Interface dataset entries:
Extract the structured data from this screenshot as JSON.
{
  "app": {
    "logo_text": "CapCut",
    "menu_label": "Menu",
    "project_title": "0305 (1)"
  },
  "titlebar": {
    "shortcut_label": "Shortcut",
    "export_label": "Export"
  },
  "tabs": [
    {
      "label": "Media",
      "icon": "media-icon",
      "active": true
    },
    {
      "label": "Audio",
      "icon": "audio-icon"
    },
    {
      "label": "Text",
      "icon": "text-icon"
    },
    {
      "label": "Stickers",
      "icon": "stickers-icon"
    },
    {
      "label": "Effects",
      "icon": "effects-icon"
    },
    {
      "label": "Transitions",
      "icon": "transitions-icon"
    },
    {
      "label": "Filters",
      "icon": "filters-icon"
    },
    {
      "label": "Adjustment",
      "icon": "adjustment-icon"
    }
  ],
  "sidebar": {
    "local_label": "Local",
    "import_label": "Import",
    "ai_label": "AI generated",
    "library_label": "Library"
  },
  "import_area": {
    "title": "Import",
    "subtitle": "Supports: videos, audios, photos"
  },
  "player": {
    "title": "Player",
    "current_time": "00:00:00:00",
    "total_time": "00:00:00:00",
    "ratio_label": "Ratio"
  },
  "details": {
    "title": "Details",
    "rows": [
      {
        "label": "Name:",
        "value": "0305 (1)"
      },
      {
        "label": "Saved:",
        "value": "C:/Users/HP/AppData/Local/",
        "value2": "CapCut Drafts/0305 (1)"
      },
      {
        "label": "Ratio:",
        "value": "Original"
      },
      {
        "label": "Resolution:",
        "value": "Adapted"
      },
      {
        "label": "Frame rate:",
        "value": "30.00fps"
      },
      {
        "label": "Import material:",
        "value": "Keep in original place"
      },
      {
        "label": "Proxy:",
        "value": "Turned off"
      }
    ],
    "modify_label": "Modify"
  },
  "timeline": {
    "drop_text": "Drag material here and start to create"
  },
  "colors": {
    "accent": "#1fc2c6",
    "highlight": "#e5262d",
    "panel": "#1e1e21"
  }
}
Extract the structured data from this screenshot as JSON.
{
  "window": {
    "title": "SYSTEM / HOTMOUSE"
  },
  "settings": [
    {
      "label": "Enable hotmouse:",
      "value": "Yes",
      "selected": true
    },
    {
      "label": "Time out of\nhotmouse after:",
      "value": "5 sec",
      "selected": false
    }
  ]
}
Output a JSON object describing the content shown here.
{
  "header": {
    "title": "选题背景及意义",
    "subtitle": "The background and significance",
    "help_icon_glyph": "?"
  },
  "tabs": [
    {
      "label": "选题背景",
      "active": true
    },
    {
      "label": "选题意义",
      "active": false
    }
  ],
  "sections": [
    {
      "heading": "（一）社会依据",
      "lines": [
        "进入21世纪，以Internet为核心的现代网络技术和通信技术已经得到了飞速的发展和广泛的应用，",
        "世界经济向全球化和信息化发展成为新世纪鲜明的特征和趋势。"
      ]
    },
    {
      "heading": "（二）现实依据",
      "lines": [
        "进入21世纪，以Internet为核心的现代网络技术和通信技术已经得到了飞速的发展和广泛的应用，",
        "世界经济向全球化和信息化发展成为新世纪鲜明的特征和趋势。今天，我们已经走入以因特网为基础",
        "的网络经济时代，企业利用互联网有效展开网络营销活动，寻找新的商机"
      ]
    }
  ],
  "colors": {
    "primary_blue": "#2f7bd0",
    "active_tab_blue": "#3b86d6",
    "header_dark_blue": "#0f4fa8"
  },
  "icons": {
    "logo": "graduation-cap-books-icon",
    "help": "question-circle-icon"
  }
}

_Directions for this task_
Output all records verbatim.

_Answer below_
Extract the structured data from this screenshot as JSON.
{
  "app": {
    "logo_text": "CapCut",
    "menu_label": "Menu",
    "project_title": "0305 (1)"
  },
  "titlebar": {
    "shortcut_label": "Shortcut",
    "export_label": "Export"
  },
  "tabs": [
    {
      "label": "Media",
      "icon": "media-icon",
      "active": true
    },
    {
      "label": "Audio",
      "icon": "audio-icon"
    },
    {
      "label": "Text",
      "icon": "text-icon"
    },
    {
      "label": "Stickers",
      "icon": "stickers-icon"
    },
    {
      "label": "Effects",
      "icon": "effects-icon"
    },
    {
      "label": "Transitions",
      "icon": "transitions-icon"
    },
    {
      "label": "Filters",
      "icon": "filters-icon"
    },
    {
      "label": "Adjustment",
      "icon": "adjustment-icon"
    }
  ],
  "sidebar": {
    "local_label": "Local",
    "import_label": "Import",
    "ai_label": "AI generated",
    "library_label": "Library"
  },
  "import_area": {
    "title": "Import",
    "subtitle": "Supports: videos, audios, photos"
  },
  "player": {
    "title": "Player",
    "current_time": "00:00:00:00",
    "total_time": "00:00:00:00",
    "ratio_label": "Ratio"
  },
  "details": {
    "title": "Details",
    "rows": [
      {
        "label": "Name:",
        "value": "0305 (1)"
      },
      {
        "label": "Saved:",
        "value": "C:/Users/HP/AppData/Local/",
        "value2": "CapCut Drafts/0305 (1)"
      },
      {
        "label": "Ratio:",
        "value": "Original"
      },
      {
        "label": "Resolution:",
        "value": "Adapted"
      },
      {
        "label": "Frame rate:",
        "value": "30.00fps"
      },
      {
        "label": "Import material:",
        "value": "Keep in original place"
      },
      {
        "label": "Proxy:",
        "value": "Turned off"
      }
    ],
    "modify_label": "Modify"
  },
  "timeline": {
    "drop_text": "Drag material here and start to create"
  },
  "colors": {
    "accent": "#1fc2c6",
    "highlight": "#e5262d",
    "panel": "#1e1e21"
  }
}
Extract the structured data from this screenshot as JSON.
{
  "window": {
    "title": "SYSTEM / HOTMOUSE"
  },
  "settings": [
    {
      "label": "Enable hotmouse:",
      "value": "Yes",
      "selected": true
    },
    {
      "label": "Time out of\nhotmouse after:",
      "value": "5 sec",
      "selected": false
    }
  ]
}
Output a JSON object describing the content shown here.
{
  "header": {
    "title": "选题背景及意义",
    "subtitle": "The background and significance",
    "help_icon_glyph": "?"
  },
  "tabs": [
    {
      "label": "选题背景",
      "active": true
    },
    {
      "label": "选题意义",
      "active": false
    }
  ],
  "sections": [
    {
      "heading": "（一）社会依据",
      "lines": [
        "进入21世纪，以Internet为核心的现代网络技术和通信技术已经得到了飞速的发展和广泛的应用，",
        "世界经济向全球化和信息化发展成为新世纪鲜明的特征和趋势。"
      ]
    },
    {
      "heading": "（二）现实依据",
      "lines": [
        "进入21世纪，以Internet为核心的现代网络技术和通信技术已经得到了飞速的发展和广泛的应用，",
        "世界经济向全球化和信息化发展成为新世纪鲜明的特征和趋势。今天，我们已经走入以因特网为基础",
        "的网络经济时代，企业利用互联网有效展开网络营销活动，寻找新的商机"
      ]
    }
  ],
  "colors": {
    "primary_blue": "#2f7bd0",
    "active_tab_blue": "#3b86d6",
    "header_dark_blue": "#0f4fa8"
  },
  "icons": {
    "logo": "graduation-cap-books-icon",
    "help": "question-circle-icon"
  }
}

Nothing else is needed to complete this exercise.